Dataset rows for apps and sites
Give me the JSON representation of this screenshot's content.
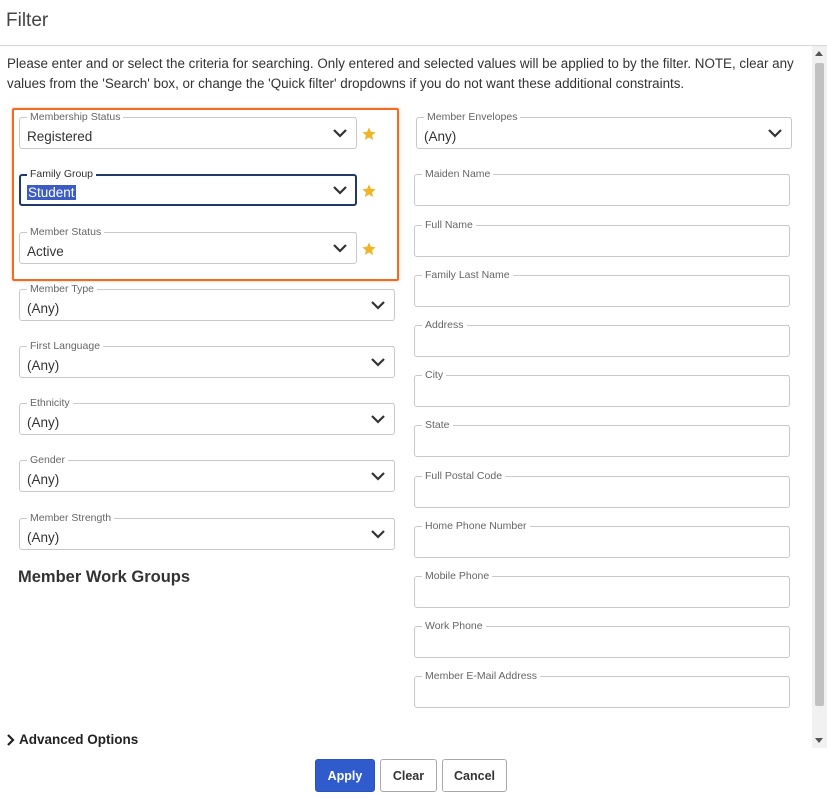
{
  "dialog": {
    "title": "Filter",
    "intro": "Please enter and or select the criteria for searching. Only entered and selected values will be applied to by the filter. NOTE, clear any values from the 'Search' box, or change the 'Quick filter' dropdowns if you do not want these additional constraints."
  },
  "left_fields": [
    {
      "label": "Membership Status",
      "value": "Registered",
      "starred": true
    },
    {
      "label": "Family Group",
      "value": "Student",
      "starred": true,
      "focused": true
    },
    {
      "label": "Member Status",
      "value": "Active",
      "starred": true
    },
    {
      "label": "Member Type",
      "value": "(Any)"
    },
    {
      "label": "First Language",
      "value": "(Any)"
    },
    {
      "label": "Ethnicity",
      "value": "(Any)"
    },
    {
      "label": "Gender",
      "value": "(Any)"
    },
    {
      "label": "Member Strength",
      "value": "(Any)"
    }
  ],
  "work_groups_title": "Member Work Groups",
  "right_fields": [
    {
      "label": "Member Envelopes",
      "value": "(Any)",
      "type": "select"
    },
    {
      "label": "Maiden Name",
      "value": "",
      "type": "text"
    },
    {
      "label": "Full Name",
      "value": "",
      "type": "text"
    },
    {
      "label": "Family Last Name",
      "value": "",
      "type": "text"
    },
    {
      "label": "Address",
      "value": "",
      "type": "text"
    },
    {
      "label": "City",
      "value": "",
      "type": "text"
    },
    {
      "label": "State",
      "value": "",
      "type": "text"
    },
    {
      "label": "Full Postal Code",
      "value": "",
      "type": "text"
    },
    {
      "label": "Home Phone Number",
      "value": "",
      "type": "text"
    },
    {
      "label": "Mobile Phone",
      "value": "",
      "type": "text"
    },
    {
      "label": "Work Phone",
      "value": "",
      "type": "text"
    },
    {
      "label": "Member E-Mail Address",
      "value": "",
      "type": "text"
    }
  ],
  "advanced_options_label": "Advanced Options",
  "buttons": {
    "apply": "Apply",
    "clear": "Clear",
    "cancel": "Cancel"
  },
  "colors": {
    "accent": "#2f5bcc",
    "highlight": "#f26b21",
    "star": "#f0b429",
    "focus": "#1f3a66"
  }
}
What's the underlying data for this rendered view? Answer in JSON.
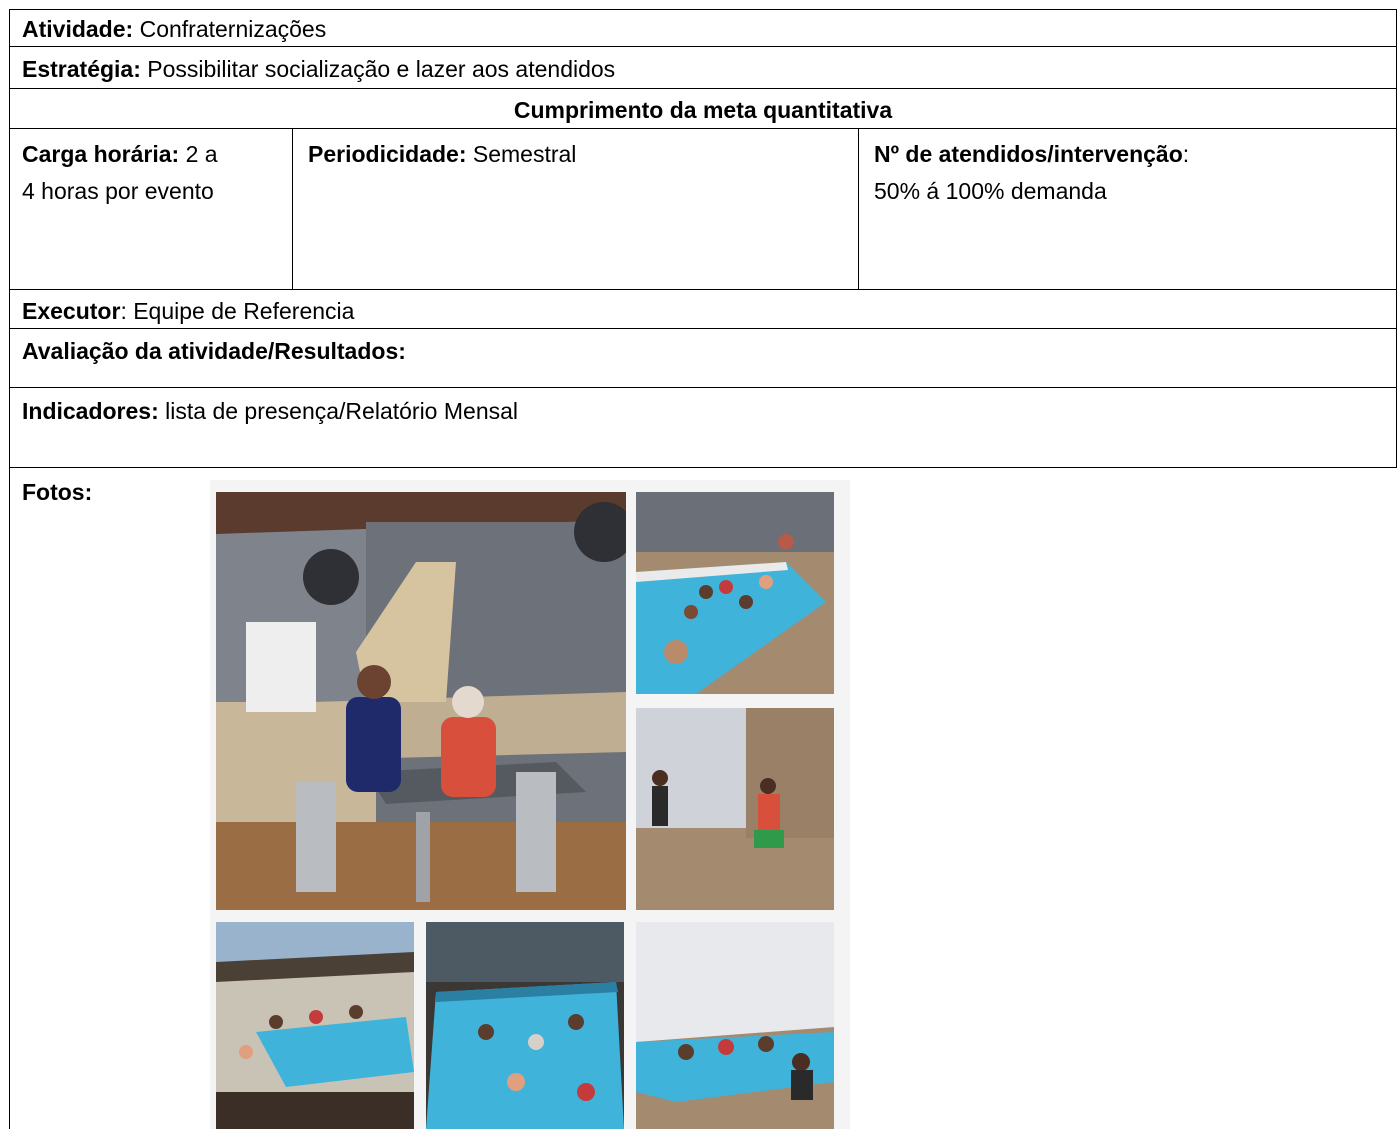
{
  "atividade": {
    "label": "Atividade:",
    "value": " Confraternizações"
  },
  "estrategia": {
    "label": "Estratégia:",
    "value": " Possibilitar socialização e lazer aos atendidos"
  },
  "meta_header": "Cumprimento da meta quantitativa",
  "carga": {
    "label": "Carga horária:",
    "value_line1": " 2 a",
    "value_line2": "4 horas por evento"
  },
  "periodicidade": {
    "label": "Periodicidade:",
    "value": " Semestral"
  },
  "atendidos": {
    "label": "Nº de atendidos/intervenção",
    "sep": ":",
    "value": "50% á 100% demanda"
  },
  "executor": {
    "label": "Executor",
    "value": ": Equipe de Referencia"
  },
  "avaliacao": {
    "label": "Avaliação da atividade/Resultados:"
  },
  "indicadores": {
    "label": "Indicadores:",
    "value": " lista de presença/Relatório Mensal"
  },
  "fotos": {
    "label": "Fotos:"
  },
  "colors": {
    "pool": "#3fb3d9",
    "wall": "#8a8e96",
    "floor": "#a48a6e",
    "brick": "#c9b79a"
  }
}
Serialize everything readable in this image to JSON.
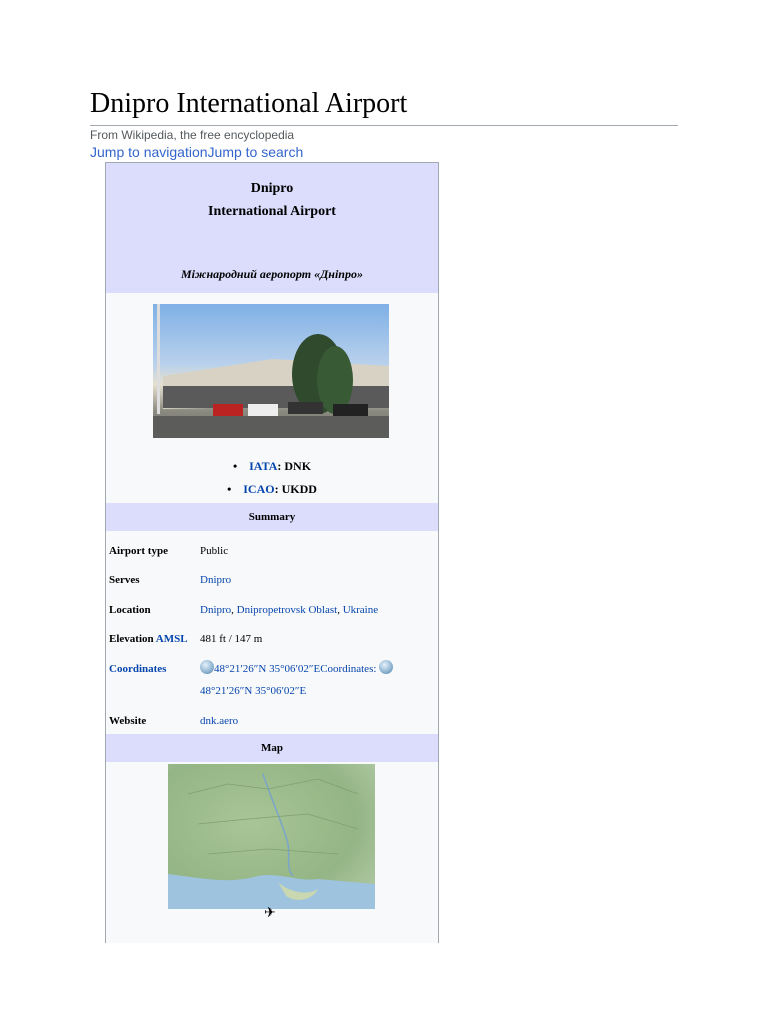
{
  "page": {
    "title": "Dnipro International Airport",
    "tagline": "From Wikipedia, the free encyclopedia",
    "jump_navigation": "Jump to navigation",
    "jump_search": "Jump to search"
  },
  "infobox": {
    "name_line1": "Dnipro",
    "name_line2": "International Airport",
    "native_name": "Міжнародний аеропорт «Дніпро»",
    "iata_label": "IATA",
    "iata_value": ": DNK",
    "icao_label": "ICAO",
    "icao_value": ": UKDD",
    "summary_header": "Summary",
    "rows": [
      {
        "key": "Airport type",
        "value": "Public"
      },
      {
        "key": "Serves",
        "value": "Dnipro"
      },
      {
        "key": "Location",
        "value_parts": [
          "Dnipro",
          ", ",
          "Dnipropetrovsk Oblast",
          ", ",
          "Ukraine"
        ]
      },
      {
        "key": "Elevation",
        "key_link": "AMSL",
        "value": "481 ft / 147 m"
      },
      {
        "key": "Coordinates",
        "value_a": "48°21′26″N 35°06′02″E",
        "value_mid": "Coordinates: ",
        "value_b": "48°21′26″N 35°06′02″E"
      },
      {
        "key": "Website",
        "value": "dnk.aero"
      }
    ],
    "map_header": "Map",
    "plane_icon": "✈"
  }
}
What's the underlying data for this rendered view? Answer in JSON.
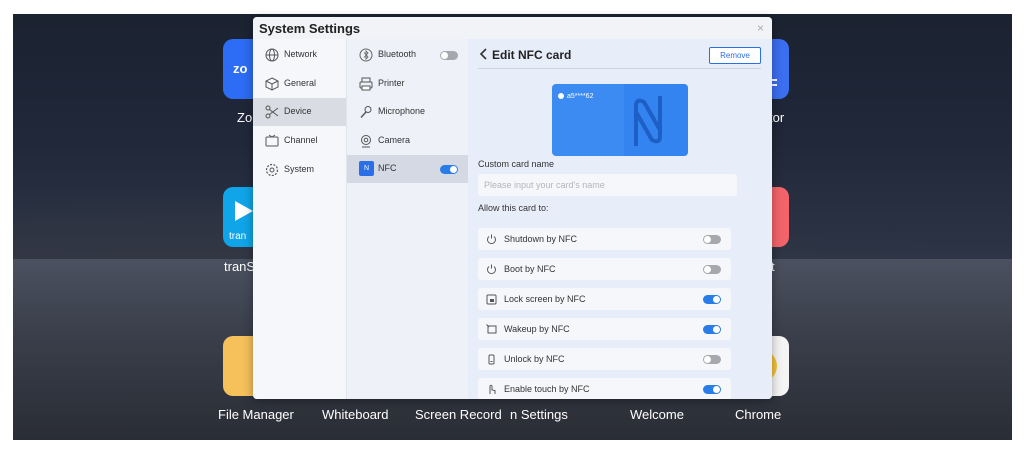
{
  "home": {
    "apps": [
      {
        "label": "Zo",
        "icon": "zoom-icon"
      },
      {
        "label": "tor",
        "icon": "app-icon"
      },
      {
        "label": "tranS",
        "icon": "transcreen-icon"
      },
      {
        "label": "t",
        "icon": "app-icon"
      }
    ],
    "dock": [
      "File Manager",
      "Whiteboard",
      "Screen Record",
      "n Settings",
      "Welcome",
      "Chrome"
    ]
  },
  "window": {
    "title": "System Settings",
    "close": "×"
  },
  "nav": [
    {
      "label": "Network",
      "icon": "globe-icon"
    },
    {
      "label": "General",
      "icon": "cube-icon"
    },
    {
      "label": "Device",
      "icon": "scissors-icon",
      "active": true
    },
    {
      "label": "Channel",
      "icon": "channel-icon"
    },
    {
      "label": "System",
      "icon": "gear-icon"
    }
  ],
  "devices": [
    {
      "label": "Bluetooth",
      "icon": "bluetooth-icon",
      "toggle": false
    },
    {
      "label": "Printer",
      "icon": "printer-icon"
    },
    {
      "label": "Microphone",
      "icon": "microphone-icon"
    },
    {
      "label": "Camera",
      "icon": "camera-icon"
    },
    {
      "label": "NFC",
      "icon": "nfc-icon",
      "toggle": true,
      "active": true
    }
  ],
  "edit": {
    "title": "Edit NFC card",
    "remove": "Remove",
    "card_id": "a5****62",
    "custom_name_label": "Custom card name",
    "name_placeholder": "Please input your card's name",
    "allow_label": "Allow this card to:",
    "permissions": [
      {
        "label": "Shutdown by NFC",
        "icon": "power-icon",
        "on": false
      },
      {
        "label": "Boot by NFC",
        "icon": "power-icon",
        "on": false
      },
      {
        "label": "Lock screen by NFC",
        "icon": "lock-screen-icon",
        "on": true
      },
      {
        "label": "Wakeup by NFC",
        "icon": "wakeup-icon",
        "on": true
      },
      {
        "label": "Unlock by NFC",
        "icon": "unlock-icon",
        "on": false
      },
      {
        "label": "Enable touch by NFC",
        "icon": "touch-icon",
        "on": true
      }
    ]
  },
  "colors": {
    "accent": "#2a7de8",
    "card": "#3b8bf3"
  }
}
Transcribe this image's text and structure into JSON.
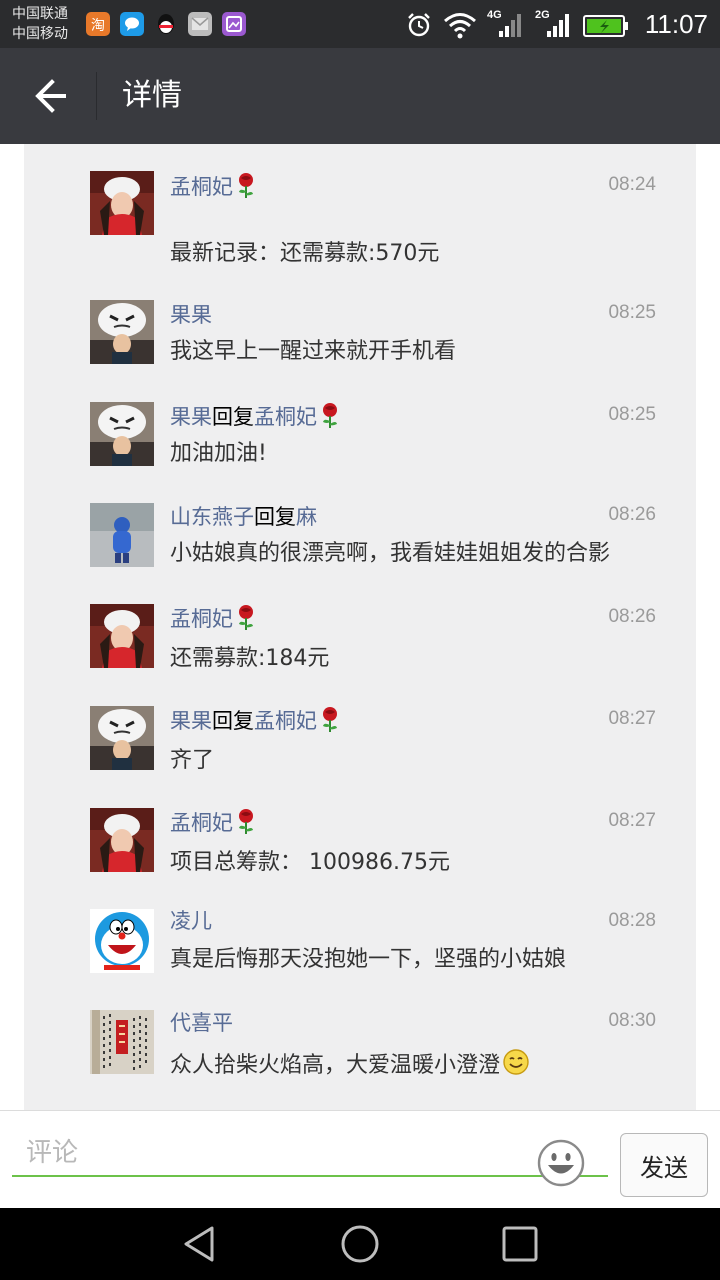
{
  "status_bar": {
    "carrier_1": "中国联通",
    "carrier_2": "中国移动",
    "net_1": "4G",
    "net_2": "2G",
    "time": "11:07",
    "notification_icons": [
      "taobao-icon",
      "chat-icon",
      "qq-icon",
      "mail-icon",
      "gallery-icon"
    ]
  },
  "header": {
    "title": "详情"
  },
  "comments": [
    {
      "name": "孟桐妃",
      "has_rose": true,
      "time": "08:24",
      "text": "最新记录：还需募款:570元",
      "avatar": "avatar-woman-red-scarf"
    },
    {
      "name": "果果",
      "has_rose": false,
      "time": "08:25",
      "text": "我这早上一醒过来就开手机看",
      "avatar": "avatar-child-mask"
    },
    {
      "name": "果果",
      "reply_word": "回复",
      "reply_to": "孟桐妃",
      "reply_rose": true,
      "time": "08:25",
      "text": "加油加油!",
      "avatar": "avatar-child-mask"
    },
    {
      "name": "山东燕子",
      "reply_word": "回复",
      "reply_to": "麻",
      "time": "08:26",
      "text": "小姑娘真的很漂亮啊，我看娃娃姐姐发的合影",
      "avatar": "avatar-child-blue"
    },
    {
      "name": "孟桐妃",
      "has_rose": true,
      "time": "08:26",
      "text": "还需募款:184元",
      "avatar": "avatar-woman-red-scarf"
    },
    {
      "name": "果果",
      "reply_word": "回复",
      "reply_to": "孟桐妃",
      "reply_rose": true,
      "time": "08:27",
      "text": "齐了",
      "avatar": "avatar-child-mask"
    },
    {
      "name": "孟桐妃",
      "has_rose": true,
      "time": "08:27",
      "text": "项目总筹款：  100986.75元",
      "avatar": "avatar-woman-red-scarf"
    },
    {
      "name": "凌儿",
      "time": "08:28",
      "text": "真是后悔那天没抱她一下，坚强的小姑娘",
      "avatar": "avatar-doraemon"
    },
    {
      "name": "代喜平",
      "time": "08:30",
      "text": "众人拾柴火焰高，大爱温暖小澄澄",
      "text_emoji": "smile-emoji",
      "avatar": "avatar-calligraphy"
    }
  ],
  "input_bar": {
    "placeholder": "评论",
    "send_label": "发送"
  },
  "colors": {
    "title_bar": "#393a3f",
    "status_bar": "#2b2c2e",
    "name_link": "#576b95",
    "input_underline": "#6cc24a",
    "panel_bg": "#efeff0"
  }
}
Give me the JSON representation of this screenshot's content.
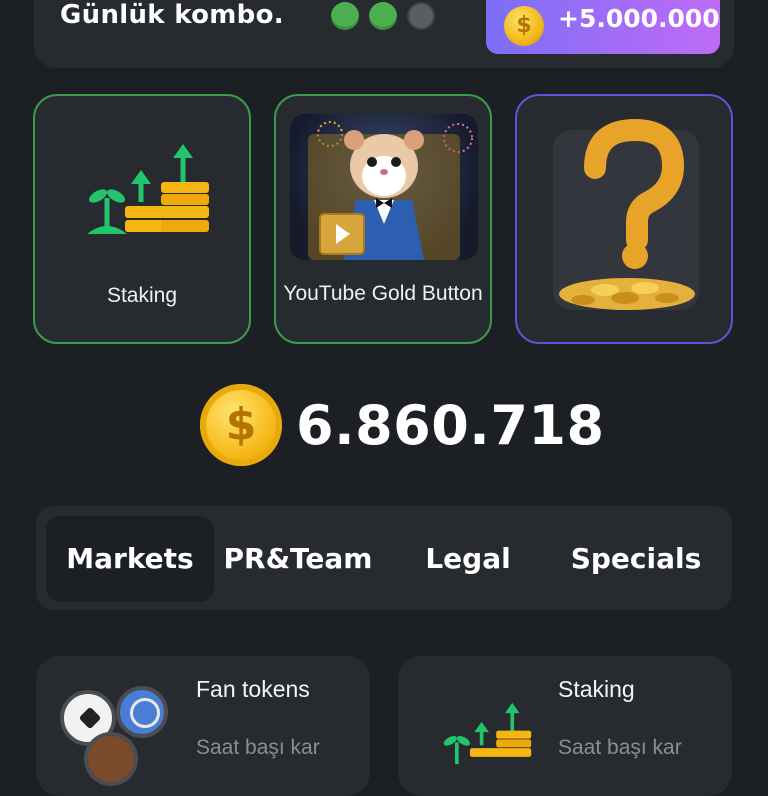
{
  "combo": {
    "title": "Günlük kombo.",
    "dots": [
      "filled",
      "filled",
      "empty"
    ],
    "reward_label": "+5.000.000",
    "reward_icon": "dollar-coin-icon",
    "reward_gradient": [
      "#7a6ff7",
      "#c06bf6"
    ]
  },
  "cards": [
    {
      "label": "Staking",
      "icon": "staking-growth-icon",
      "border": "#3c9a4a"
    },
    {
      "label": "YouTube Gold Button",
      "icon": "hamster-youtube-gold-button-image",
      "border": "#3c9a4a"
    },
    {
      "label": "",
      "icon": "mystery-question-icon",
      "border": "#5b56d8"
    }
  ],
  "balance": {
    "value": "6.860.718",
    "icon": "dollar-coin-icon"
  },
  "tabs": [
    {
      "label": "Markets",
      "active": true
    },
    {
      "label": "PR&Team",
      "active": false
    },
    {
      "label": "Legal",
      "active": false
    },
    {
      "label": "Specials",
      "active": false
    }
  ],
  "upgrades": [
    {
      "title": "Fan tokens",
      "subtitle": "Saat başı kar",
      "icon": "sports-balls-icon"
    },
    {
      "title": "Staking",
      "subtitle": "Saat başı kar",
      "icon": "staking-growth-icon"
    }
  ],
  "colors": {
    "background": "#1c1f24",
    "panel": "#272a2f",
    "dot_active": "#4caf50",
    "coin": "#f5b614",
    "staking_green": "#22c56e"
  }
}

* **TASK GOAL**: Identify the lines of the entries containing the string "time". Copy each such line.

* **EXERCISE RESPONSE**:
    "time": "11:07",
      "time": "08:24",
      "time": "08:25",
      "time": "08:25",
      "time": "08:26",
      "time": "08:26",
      "time": "08:27",
      "time": "08:27",
      "time": "08:28",
      "time": "08:30",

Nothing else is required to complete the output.